At the same time, the board says the chief officer was busy with other obligations so the coxswain of the rescue boat was in charge, but his ability to supervise was limited by his own active duties.

“Without the chief officer or another deck officer present to supervise, the informal practice of compensating for the maladjusted brake release line allowed the line to snag while the rescue boat slewed out from the davits,” the report says.

“The snag created tension on the brake line, to the point that the david arm brake released.”

The rescue boat dropped suddenly, hit the edge of the deck and tipped overboard, causing both crew members to fall in the water, it says.

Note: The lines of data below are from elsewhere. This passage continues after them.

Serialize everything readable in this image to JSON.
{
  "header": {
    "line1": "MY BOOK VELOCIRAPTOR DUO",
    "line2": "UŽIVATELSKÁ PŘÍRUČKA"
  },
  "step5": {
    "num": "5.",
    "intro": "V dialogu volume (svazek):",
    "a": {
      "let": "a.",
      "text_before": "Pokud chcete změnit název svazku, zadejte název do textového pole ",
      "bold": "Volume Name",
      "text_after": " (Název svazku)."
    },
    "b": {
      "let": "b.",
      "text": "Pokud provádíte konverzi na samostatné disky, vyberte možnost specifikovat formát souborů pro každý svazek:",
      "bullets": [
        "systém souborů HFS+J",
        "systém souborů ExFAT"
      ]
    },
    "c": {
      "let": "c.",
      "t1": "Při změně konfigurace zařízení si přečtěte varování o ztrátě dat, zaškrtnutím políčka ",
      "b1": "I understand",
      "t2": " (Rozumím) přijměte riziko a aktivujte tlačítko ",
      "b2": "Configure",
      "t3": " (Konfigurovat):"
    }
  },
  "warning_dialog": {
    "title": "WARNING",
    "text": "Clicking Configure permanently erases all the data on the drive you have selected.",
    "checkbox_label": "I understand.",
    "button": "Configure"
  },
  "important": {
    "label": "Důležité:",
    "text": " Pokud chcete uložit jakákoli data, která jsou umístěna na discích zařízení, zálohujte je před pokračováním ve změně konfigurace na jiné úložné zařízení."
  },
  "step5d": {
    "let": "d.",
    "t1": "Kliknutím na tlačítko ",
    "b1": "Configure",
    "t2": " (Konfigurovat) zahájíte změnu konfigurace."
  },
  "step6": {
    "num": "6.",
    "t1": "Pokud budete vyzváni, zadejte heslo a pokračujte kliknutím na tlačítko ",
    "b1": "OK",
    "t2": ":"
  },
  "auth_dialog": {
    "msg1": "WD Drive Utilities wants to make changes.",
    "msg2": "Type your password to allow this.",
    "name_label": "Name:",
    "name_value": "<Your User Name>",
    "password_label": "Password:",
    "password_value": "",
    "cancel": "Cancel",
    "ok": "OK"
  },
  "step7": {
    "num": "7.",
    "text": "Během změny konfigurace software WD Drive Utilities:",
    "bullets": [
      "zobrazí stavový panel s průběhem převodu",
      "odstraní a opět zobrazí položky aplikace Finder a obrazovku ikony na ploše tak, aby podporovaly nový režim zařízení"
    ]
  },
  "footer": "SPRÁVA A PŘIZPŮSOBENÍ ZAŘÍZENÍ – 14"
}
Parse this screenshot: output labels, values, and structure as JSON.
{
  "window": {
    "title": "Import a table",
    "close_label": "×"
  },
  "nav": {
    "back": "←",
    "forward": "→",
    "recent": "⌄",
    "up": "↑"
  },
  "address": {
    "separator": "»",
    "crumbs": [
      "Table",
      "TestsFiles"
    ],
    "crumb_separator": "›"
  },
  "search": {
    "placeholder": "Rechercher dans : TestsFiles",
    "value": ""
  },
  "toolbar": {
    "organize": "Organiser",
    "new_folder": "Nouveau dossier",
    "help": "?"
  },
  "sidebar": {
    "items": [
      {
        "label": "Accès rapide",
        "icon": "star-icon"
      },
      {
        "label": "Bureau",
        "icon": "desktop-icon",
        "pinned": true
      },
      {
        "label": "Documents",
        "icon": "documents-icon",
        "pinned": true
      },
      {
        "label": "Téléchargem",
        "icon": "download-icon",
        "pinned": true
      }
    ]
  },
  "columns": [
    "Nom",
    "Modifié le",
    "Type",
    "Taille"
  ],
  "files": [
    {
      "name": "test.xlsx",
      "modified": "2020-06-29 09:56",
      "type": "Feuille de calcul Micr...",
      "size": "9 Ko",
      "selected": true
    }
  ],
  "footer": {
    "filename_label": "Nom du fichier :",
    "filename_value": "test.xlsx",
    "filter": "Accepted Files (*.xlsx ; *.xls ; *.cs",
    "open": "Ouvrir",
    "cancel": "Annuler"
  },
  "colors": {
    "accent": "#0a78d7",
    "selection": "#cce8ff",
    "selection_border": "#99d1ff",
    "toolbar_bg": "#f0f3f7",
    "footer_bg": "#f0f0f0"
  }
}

Although BC Ferries had voluntarily adopted a safety management system, the system failed to identify hazards related to the change in rescue boats, the safety board concludes.

It says passenger and crew safety can be compromised when risk assessments, reporting non-conformities, emergency drill planning and valid checklists aren’t used.

Following the incident, the safety board says, BC Ferries changed a number of policies and procedures around rescue boat operations.

Copyright (c) 2019 The Canadian Press